The Untold Experiences of LGBT Elders Around the World
LGBT elders and their advocates, led by SAGE, had a major presence at this summer’s International Federation on Ageing (IFA) Global Conference in Toronto
Sassa Almendro Zeballos knew from an early age she was different.
“When I was a kid, I felt like I was a girl. I was always aware of that since I was a child.”
Zeballos, 68, who lives in Bolivia, knew that at that time that coming out was simply not an option. Still, Zeballos persevered and now finally feels comfortable in her own skin. “I am convinced that we cannot be invisible, discriminated against, or excluded.”
Zeballos attended this year’s 14th International Federation on Ageing Global Conference (IFA), which included an entire track of programs on LGBT aging. The seed for this idea was first planted when SAGE CEO Michael Adams traveled to Australia to present a workshop on LGBT aging at the 2016 IFA conference. When Adams discovered there was a desire to learn and do more for LGBT elders across the globe, he helped make the 2018 conference have a robust LGBT aging track. The conference illuminated the often-untold experiences of LGBT elders from around the world—people like Zeballos, who now advocates on behalf of LGBT elders in her native Bolivia.
SAGE proudly sponsored Zeballos’ attendance at the conference, which drew advocates from Australia, Bolivia, Costa Rica, Panama, Puerto Rico, Kenya, and more. The LGBT track at the conference included three special “town hall” sessions, numerous workshops, and the first-ever LGBT-inclusive Addressing Inequalities Summit.
“We live in an increasingly interconnected world,” says Adams, “and SAGE is the world’s largest organization focused exclusively on LGBT older people. So it’s no surprise that in recent years people and organizations from across the globe have been reaching out to SAGE for help with their efforts to address the needs of LGBT elders in their countries. While SAGE continues to focus most of our efforts on the U.S., we’re excited that there are opportunities like the IFA conference to join forces with LGBT aging advocates globally to make a difference for our community’s elders.”
Global LGBT aging research is sparse. To fill that gap, SAGE released a first-of-its-kind report at the conference that featured data drawn from the International Lesbian Gay Bisexual Trans and Intersex Association (ILGA)-RIWI Global Attitudes Survey on Sexual, Gender and Sex Minorities. The report revealed groundbreaking data from a global survey of 75 countries on social attitudes about LGBT elders.
“Invisibility and isolation among older sexual orientation and gender identity minorities across the globe leads to neglect and abuse,” says Adams. “This survey produces critically important data to help understand the social attitudes that reinforce this discrimination and isolation. It’s an invaluable first step toward breaking through the invisibility and focusing attention on the needs of these highly vulnerable elders.”
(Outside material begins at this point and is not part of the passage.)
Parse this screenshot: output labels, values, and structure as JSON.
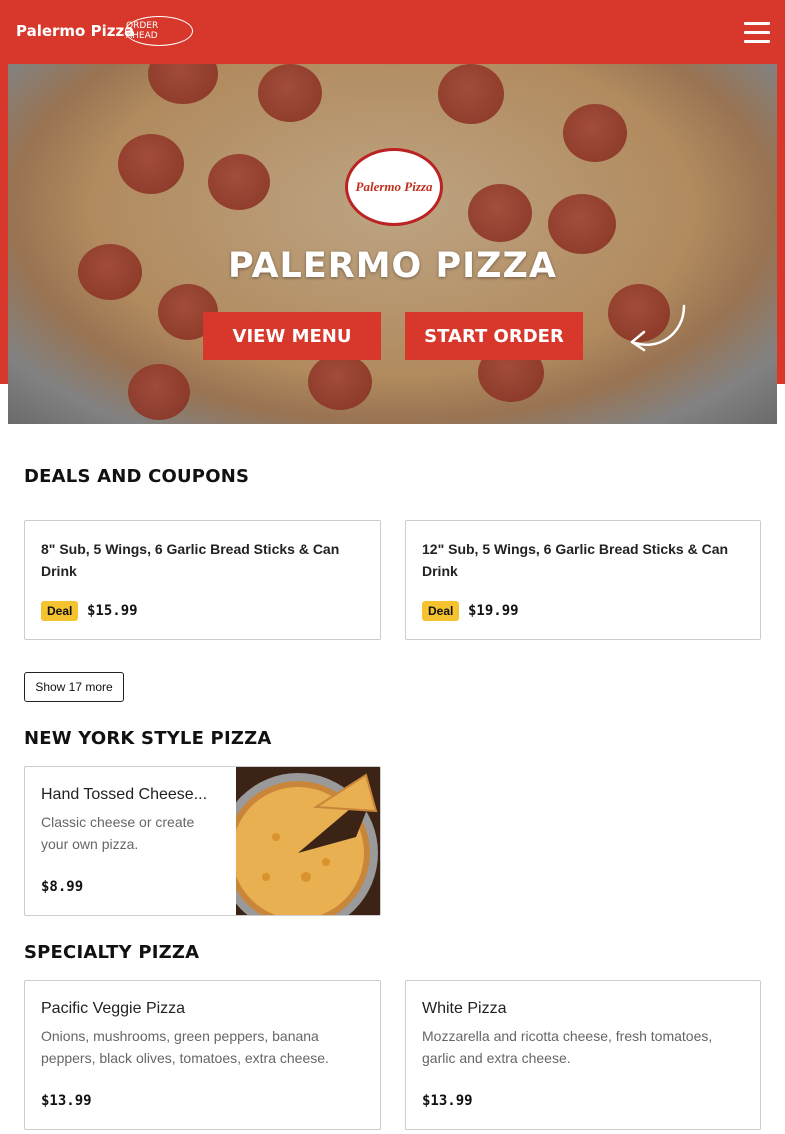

To draw attention to LGBT elders and LGBT aging issues, SAGE and partners at IFA launched a call to action asking governments, policymakers, and advocates to make a commitment to address the needs of LGBT elders. The signing ceremony garnered excitement and momentum, with many high-level aging advocates committing to taking tangible action on LGBT aging issues. In a world where the mere existence of LGBT elders is denied in many countries, this movement on the international stage is sure to have a far-reaching impact.
SAGE will continue to work with its global partners to make sure that people like Zeballos are able to live their lives with the dignity and respect they deserve.